**What to do**
Restate the following entries exactly. Keep the pictures out.

**Records shown**
>>
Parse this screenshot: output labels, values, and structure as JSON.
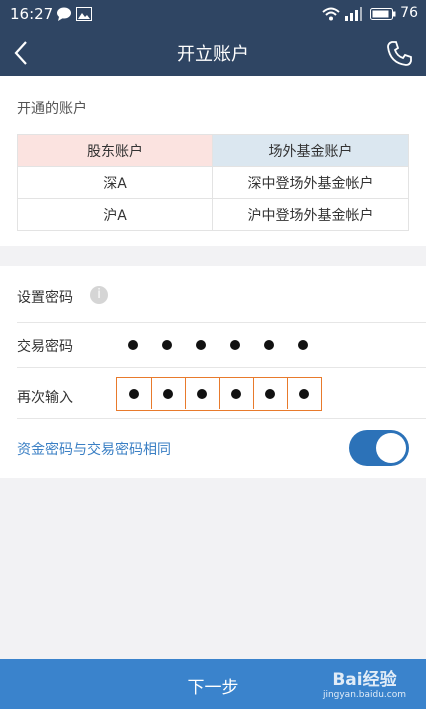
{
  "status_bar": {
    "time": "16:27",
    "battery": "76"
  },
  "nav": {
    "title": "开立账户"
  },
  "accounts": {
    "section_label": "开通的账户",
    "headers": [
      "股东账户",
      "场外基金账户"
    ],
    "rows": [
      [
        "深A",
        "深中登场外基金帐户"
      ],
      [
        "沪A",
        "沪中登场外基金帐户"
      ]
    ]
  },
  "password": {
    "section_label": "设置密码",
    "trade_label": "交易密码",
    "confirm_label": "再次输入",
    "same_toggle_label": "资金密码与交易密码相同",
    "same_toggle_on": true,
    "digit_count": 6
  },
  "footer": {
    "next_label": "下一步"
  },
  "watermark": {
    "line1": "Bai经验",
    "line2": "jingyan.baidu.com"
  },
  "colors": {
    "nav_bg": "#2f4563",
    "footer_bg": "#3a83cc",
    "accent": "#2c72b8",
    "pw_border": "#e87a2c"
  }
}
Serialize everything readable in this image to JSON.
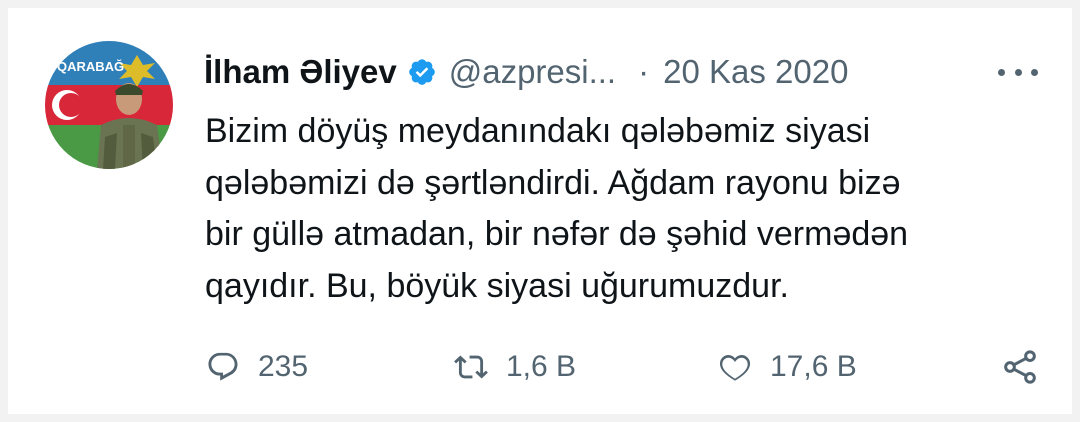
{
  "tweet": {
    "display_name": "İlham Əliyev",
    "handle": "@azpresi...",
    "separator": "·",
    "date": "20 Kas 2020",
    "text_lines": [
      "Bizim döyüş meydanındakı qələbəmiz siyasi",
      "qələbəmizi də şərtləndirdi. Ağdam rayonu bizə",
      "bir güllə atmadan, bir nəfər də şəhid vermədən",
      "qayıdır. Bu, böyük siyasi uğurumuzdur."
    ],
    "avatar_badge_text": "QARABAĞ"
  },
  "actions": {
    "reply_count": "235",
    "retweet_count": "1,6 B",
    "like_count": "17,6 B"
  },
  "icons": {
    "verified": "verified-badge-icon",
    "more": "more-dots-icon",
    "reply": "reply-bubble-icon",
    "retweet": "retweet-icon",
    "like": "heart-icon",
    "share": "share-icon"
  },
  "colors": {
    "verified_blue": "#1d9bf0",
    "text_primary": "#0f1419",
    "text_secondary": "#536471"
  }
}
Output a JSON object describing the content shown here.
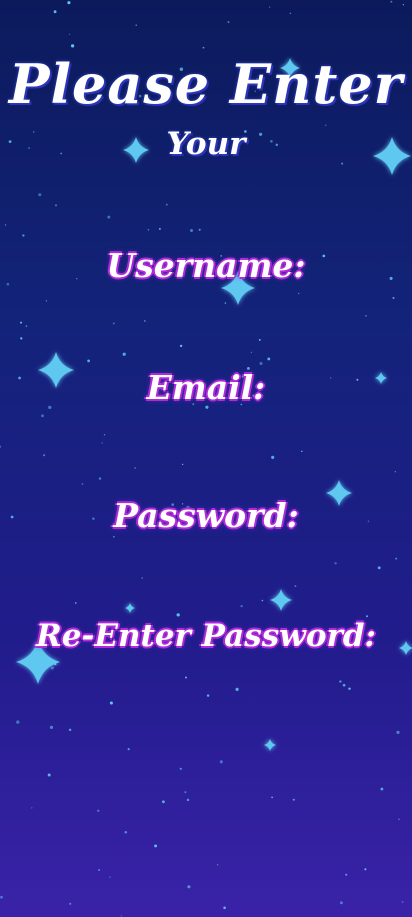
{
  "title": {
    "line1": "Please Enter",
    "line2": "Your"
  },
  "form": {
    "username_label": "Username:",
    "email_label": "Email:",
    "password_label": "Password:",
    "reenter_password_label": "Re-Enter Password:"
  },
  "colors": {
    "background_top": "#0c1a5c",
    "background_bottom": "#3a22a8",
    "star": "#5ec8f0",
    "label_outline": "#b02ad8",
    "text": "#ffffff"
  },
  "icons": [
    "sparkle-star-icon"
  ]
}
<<
**Result of the task**
Parse this screenshot: output labels, values, and structure as JSON.
{
  "status_bar": {
    "time": "16:27",
    "battery": "76"
  },
  "nav": {
    "title": "开立账户"
  },
  "accounts": {
    "section_label": "开通的账户",
    "headers": [
      "股东账户",
      "场外基金账户"
    ],
    "rows": [
      [
        "深A",
        "深中登场外基金帐户"
      ],
      [
        "沪A",
        "沪中登场外基金帐户"
      ]
    ]
  },
  "password": {
    "section_label": "设置密码",
    "trade_label": "交易密码",
    "confirm_label": "再次输入",
    "same_toggle_label": "资金密码与交易密码相同",
    "same_toggle_on": true,
    "digit_count": 6
  },
  "footer": {
    "next_label": "下一步"
  },
  "watermark": {
    "line1": "Bai经验",
    "line2": "jingyan.baidu.com"
  },
  "colors": {
    "nav_bg": "#2f4563",
    "footer_bg": "#3a83cc",
    "accent": "#2c72b8",
    "pw_border": "#e87a2c"
  }
}
Serialize everything readable in this image to JSON.
{
  "tweet": {
    "display_name": "İlham Əliyev",
    "handle": "@azpresi...",
    "separator": "·",
    "date": "20 Kas 2020",
    "text_lines": [
      "Bizim döyüş meydanındakı qələbəmiz siyasi",
      "qələbəmizi də şərtləndirdi. Ağdam rayonu bizə",
      "bir güllə atmadan, bir nəfər də şəhid vermədən",
      "qayıdır. Bu, böyük siyasi uğurumuzdur."
    ],
    "avatar_badge_text": "QARABAĞ"
  },
  "actions": {
    "reply_count": "235",
    "retweet_count": "1,6 B",
    "like_count": "17,6 B"
  },
  "icons": {
    "verified": "verified-badge-icon",
    "more": "more-dots-icon",
    "reply": "reply-bubble-icon",
    "retweet": "retweet-icon",
    "like": "heart-icon",
    "share": "share-icon"
  },
  "colors": {
    "verified_blue": "#1d9bf0",
    "text_primary": "#0f1419",
    "text_secondary": "#536471"
  }
}
Output a JSON object describing the content shown here.
{
  "title": {
    "line1": "Please Enter",
    "line2": "Your"
  },
  "form": {
    "username_label": "Username:",
    "email_label": "Email:",
    "password_label": "Password:",
    "reenter_password_label": "Re-Enter Password:"
  },
  "colors": {
    "background_top": "#0c1a5c",
    "background_bottom": "#3a22a8",
    "star": "#5ec8f0",
    "label_outline": "#b02ad8",
    "text": "#ffffff"
  },
  "icons": [
    "sparkle-star-icon"
  ]
}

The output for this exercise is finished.